What is needed =>
Complete, exact copies of all entries are needed.

Data =>

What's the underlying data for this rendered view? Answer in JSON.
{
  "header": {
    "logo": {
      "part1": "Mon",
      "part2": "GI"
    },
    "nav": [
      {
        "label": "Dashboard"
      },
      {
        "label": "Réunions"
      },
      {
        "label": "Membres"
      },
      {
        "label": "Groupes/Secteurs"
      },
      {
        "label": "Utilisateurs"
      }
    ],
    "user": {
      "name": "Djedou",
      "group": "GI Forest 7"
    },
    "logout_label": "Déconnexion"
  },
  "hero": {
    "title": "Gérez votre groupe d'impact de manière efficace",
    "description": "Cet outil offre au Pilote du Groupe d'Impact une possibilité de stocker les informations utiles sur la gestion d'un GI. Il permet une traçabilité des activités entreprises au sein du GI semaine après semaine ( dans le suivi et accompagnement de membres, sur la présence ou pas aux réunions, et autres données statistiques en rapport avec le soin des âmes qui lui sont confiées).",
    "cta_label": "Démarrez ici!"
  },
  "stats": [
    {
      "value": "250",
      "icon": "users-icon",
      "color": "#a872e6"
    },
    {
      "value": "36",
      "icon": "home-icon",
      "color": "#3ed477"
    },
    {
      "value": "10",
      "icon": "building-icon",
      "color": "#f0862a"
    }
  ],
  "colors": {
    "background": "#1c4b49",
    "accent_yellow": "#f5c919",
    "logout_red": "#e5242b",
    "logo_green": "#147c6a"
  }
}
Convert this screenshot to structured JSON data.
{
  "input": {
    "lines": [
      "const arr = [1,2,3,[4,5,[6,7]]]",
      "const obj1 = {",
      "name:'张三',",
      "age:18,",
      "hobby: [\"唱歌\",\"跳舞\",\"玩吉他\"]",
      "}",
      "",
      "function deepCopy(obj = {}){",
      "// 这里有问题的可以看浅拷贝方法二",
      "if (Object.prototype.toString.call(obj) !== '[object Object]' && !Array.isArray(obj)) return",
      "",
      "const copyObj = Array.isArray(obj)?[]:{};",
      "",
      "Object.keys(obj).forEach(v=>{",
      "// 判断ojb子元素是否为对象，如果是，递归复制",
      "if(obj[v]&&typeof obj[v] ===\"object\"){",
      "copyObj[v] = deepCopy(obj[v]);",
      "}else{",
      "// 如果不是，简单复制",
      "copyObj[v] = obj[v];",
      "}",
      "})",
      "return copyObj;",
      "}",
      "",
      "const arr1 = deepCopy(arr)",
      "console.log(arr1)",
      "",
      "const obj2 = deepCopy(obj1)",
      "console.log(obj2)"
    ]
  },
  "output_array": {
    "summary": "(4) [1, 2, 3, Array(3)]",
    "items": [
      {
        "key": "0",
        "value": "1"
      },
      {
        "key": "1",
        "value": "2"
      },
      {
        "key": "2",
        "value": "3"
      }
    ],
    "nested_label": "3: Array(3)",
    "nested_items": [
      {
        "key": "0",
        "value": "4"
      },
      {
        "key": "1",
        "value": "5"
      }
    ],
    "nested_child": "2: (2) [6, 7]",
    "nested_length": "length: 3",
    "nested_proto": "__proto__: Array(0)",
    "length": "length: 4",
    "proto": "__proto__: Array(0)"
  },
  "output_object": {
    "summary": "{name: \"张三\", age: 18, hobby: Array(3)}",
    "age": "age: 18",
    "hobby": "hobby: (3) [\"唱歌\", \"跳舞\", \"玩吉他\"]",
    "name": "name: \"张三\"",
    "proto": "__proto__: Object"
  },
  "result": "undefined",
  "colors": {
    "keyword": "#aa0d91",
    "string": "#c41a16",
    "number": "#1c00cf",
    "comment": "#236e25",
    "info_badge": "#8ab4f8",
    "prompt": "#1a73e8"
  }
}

Reply =>
What's the underlying data for this rendered view? Answer in JSON.
{
  "header": {
    "logo": {
      "part1": "Mon",
      "part2": "GI"
    },
    "nav": [
      {
        "label": "Dashboard"
      },
      {
        "label": "Réunions"
      },
      {
        "label": "Membres"
      },
      {
        "label": "Groupes/Secteurs"
      },
      {
        "label": "Utilisateurs"
      }
    ],
    "user": {
      "name": "Djedou",
      "group": "GI Forest 7"
    },
    "logout_label": "Déconnexion"
  },
  "hero": {
    "title": "Gérez votre groupe d'impact de manière efficace",
    "description": "Cet outil offre au Pilote du Groupe d'Impact une possibilité de stocker les informations utiles sur la gestion d'un GI. Il permet une traçabilité des activités entreprises au sein du GI semaine après semaine ( dans le suivi et accompagnement de membres, sur la présence ou pas aux réunions, et autres données statistiques en rapport avec le soin des âmes qui lui sont confiées).",
    "cta_label": "Démarrez ici!"
  },
  "stats": [
    {
      "value": "250",
      "icon": "users-icon",
      "color": "#a872e6"
    },
    {
      "value": "36",
      "icon": "home-icon",
      "color": "#3ed477"
    },
    {
      "value": "10",
      "icon": "building-icon",
      "color": "#f0862a"
    }
  ],
  "colors": {
    "background": "#1c4b49",
    "accent_yellow": "#f5c919",
    "logout_red": "#e5242b",
    "logo_green": "#147c6a"
  }
}
Convert this screenshot to structured JSON data.
{
  "input": {
    "lines": [
      "const arr = [1,2,3,[4,5,[6,7]]]",
      "const obj1 = {",
      "name:'张三',",
      "age:18,",
      "hobby: [\"唱歌\",\"跳舞\",\"玩吉他\"]",
      "}",
      "",
      "function deepCopy(obj = {}){",
      "// 这里有问题的可以看浅拷贝方法二",
      "if (Object.prototype.toString.call(obj) !== '[object Object]' && !Array.isArray(obj)) return",
      "",
      "const copyObj = Array.isArray(obj)?[]:{};",
      "",
      "Object.keys(obj).forEach(v=>{",
      "// 判断ojb子元素是否为对象，如果是，递归复制",
      "if(obj[v]&&typeof obj[v] ===\"object\"){",
      "copyObj[v] = deepCopy(obj[v]);",
      "}else{",
      "// 如果不是，简单复制",
      "copyObj[v] = obj[v];",
      "}",
      "})",
      "return copyObj;",
      "}",
      "",
      "const arr1 = deepCopy(arr)",
      "console.log(arr1)",
      "",
      "const obj2 = deepCopy(obj1)",
      "console.log(obj2)"
    ]
  },
  "output_array": {
    "summary": "(4) [1, 2, 3, Array(3)]",
    "items": [
      {
        "key": "0",
        "value": "1"
      },
      {
        "key": "1",
        "value": "2"
      },
      {
        "key": "2",
        "value": "3"
      }
    ],
    "nested_label": "3: Array(3)",
    "nested_items": [
      {
        "key": "0",
        "value": "4"
      },
      {
        "key": "1",
        "value": "5"
      }
    ],
    "nested_child": "2: (2) [6, 7]",
    "nested_length": "length: 3",
    "nested_proto": "__proto__: Array(0)",
    "length": "length: 4",
    "proto": "__proto__: Array(0)"
  },
  "output_object": {
    "summary": "{name: \"张三\", age: 18, hobby: Array(3)}",
    "age": "age: 18",
    "hobby": "hobby: (3) [\"唱歌\", \"跳舞\", \"玩吉他\"]",
    "name": "name: \"张三\"",
    "proto": "__proto__: Object"
  },
  "result": "undefined",
  "colors": {
    "keyword": "#aa0d91",
    "string": "#c41a16",
    "number": "#1c00cf",
    "comment": "#236e25",
    "info_badge": "#8ab4f8",
    "prompt": "#1a73e8"
  }
}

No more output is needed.